Rear Admiral Apakorn Yuukongkaew also hailed the international effort, which included Australians.
"We are not heroes. This mission was successful because of cooperation from everyone," he said. "For SEALs, this is what we were trained for. The navy has a motto: 'We don't abandon the people'."
Official help came from Britain, the United States, Japan, Laos, Myanmar, China and Australia, a government document showed.
There were also volunteers from Denmark, Germany, Belgium, Canada, Ukraine and Finland.
Rescue mission chief Narongsak Osottanakorn told a news conference the boys were just being children when they got lost and no one was to blame.
"We don't see the children as at fault or as heroes. They are children being children, it was an accident," he said.
He said falling oxygen levels inside the cave complex had added a sense of urgency to the rescue.
A video of the boys in hospital was show at the news conference. Some, wearing surgical masks, lay on their beds. Some sat.
"From our assessment, they are in good condition and not stressed. The children were well taken care of in the cave. Most of the boys lost an average of two kilograms," Thongchai Lertwilairattanapong, an inspector for Thailand's health department, said.
Parents of the first four boys freed on Sunday have been able to visit them but had to wear protective suits and stand two metres away as a precaution.
Thongchai said one from the last group rescued on Tuesday had a lung infection and they were all given vaccinations for rabies and tetanus.
Thai Prime Minister Prayuth Chan-ocha asked that the boys be given time and space to recover.
"The important thing is ... personal space," Prayuth said.
"The best way is not to bother them and let them study."
The group ventured into the vast cave complex in the northern province of Chiang Rai after soccer practice on June 23 and were trapped when a rainy season downpour flooded tunnels.
They were lost for nine days before they were discovered by British divers on July 2.
Getting them out - which involved teaching boys as young as 11 who were not strong swimmers to dive through narrow, submerged passages - proved a monumental challenge.
A former member of Thailand's navy SEAL unit died during a mission in the cave on Friday.
A senior Australian police officer acknowledged the degree of international cooperation "in a very unfriendly environment".
"It is amazing what the human being can do. There are extraordinary people doing extraordinary things," Glenn McEwan, the Australian Federal Police's Asia manager, said.
The fate of the boys has even resonated as far as Russia, where soccer's World Cup is reaching its final stages.
Players from France and England welcomed news of the rescue and sent their best wishes to the Wild Boars on Twitter.
"This victory goes to the heroes of the day, well done boys, you are so strong," French midfielder Paul Pogba tweeted after his team beat Belgium 1-0 on Tuesday to reach the final.
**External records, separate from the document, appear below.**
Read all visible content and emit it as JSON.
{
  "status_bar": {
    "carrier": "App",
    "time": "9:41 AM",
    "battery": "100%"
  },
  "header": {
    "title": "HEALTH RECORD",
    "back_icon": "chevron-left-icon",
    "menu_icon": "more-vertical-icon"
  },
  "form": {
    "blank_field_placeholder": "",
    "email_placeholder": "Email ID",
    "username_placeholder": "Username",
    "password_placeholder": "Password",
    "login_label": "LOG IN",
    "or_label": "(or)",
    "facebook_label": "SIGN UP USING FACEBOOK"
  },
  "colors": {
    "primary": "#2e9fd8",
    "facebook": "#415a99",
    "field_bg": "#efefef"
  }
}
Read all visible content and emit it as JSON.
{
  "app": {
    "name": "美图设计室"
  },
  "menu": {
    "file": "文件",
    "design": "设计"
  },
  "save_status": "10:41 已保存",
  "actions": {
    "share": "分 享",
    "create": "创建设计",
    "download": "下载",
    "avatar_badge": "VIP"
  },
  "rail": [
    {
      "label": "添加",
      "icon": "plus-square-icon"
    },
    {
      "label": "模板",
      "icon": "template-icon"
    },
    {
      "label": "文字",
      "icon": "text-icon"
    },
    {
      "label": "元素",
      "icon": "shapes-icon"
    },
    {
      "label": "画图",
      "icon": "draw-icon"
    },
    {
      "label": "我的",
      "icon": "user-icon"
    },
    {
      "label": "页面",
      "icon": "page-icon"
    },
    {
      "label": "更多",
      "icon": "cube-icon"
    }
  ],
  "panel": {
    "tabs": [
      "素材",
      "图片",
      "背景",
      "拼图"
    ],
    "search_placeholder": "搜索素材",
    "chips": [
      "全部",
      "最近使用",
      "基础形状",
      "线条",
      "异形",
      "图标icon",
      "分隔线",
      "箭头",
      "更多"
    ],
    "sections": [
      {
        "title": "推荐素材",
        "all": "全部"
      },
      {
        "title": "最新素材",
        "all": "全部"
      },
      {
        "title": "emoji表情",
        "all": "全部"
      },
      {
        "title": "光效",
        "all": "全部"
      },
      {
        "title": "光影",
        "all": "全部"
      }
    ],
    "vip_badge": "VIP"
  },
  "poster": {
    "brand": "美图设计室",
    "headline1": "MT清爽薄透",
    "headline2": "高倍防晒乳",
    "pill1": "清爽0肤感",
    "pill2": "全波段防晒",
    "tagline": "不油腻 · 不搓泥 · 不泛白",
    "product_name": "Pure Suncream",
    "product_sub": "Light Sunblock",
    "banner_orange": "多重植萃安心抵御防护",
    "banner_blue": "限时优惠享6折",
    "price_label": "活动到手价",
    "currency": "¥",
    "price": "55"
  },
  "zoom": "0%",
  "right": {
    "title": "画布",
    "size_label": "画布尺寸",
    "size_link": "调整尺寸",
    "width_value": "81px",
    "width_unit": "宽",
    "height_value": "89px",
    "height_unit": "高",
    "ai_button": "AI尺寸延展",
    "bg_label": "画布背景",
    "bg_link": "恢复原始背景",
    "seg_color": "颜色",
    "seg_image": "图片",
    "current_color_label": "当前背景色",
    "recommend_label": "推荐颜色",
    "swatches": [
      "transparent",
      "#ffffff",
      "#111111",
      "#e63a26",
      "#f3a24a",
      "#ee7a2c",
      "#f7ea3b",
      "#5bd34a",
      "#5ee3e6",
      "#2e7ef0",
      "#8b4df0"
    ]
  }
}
Manchester City and England defender Kyle Walker, whose team faces Croatia in the second semi-final later on Wednesday, said he wanted to send shirts to the boys.
"Amazing news that all of the Thai kids are out of the cave safely!" Walker tweeted.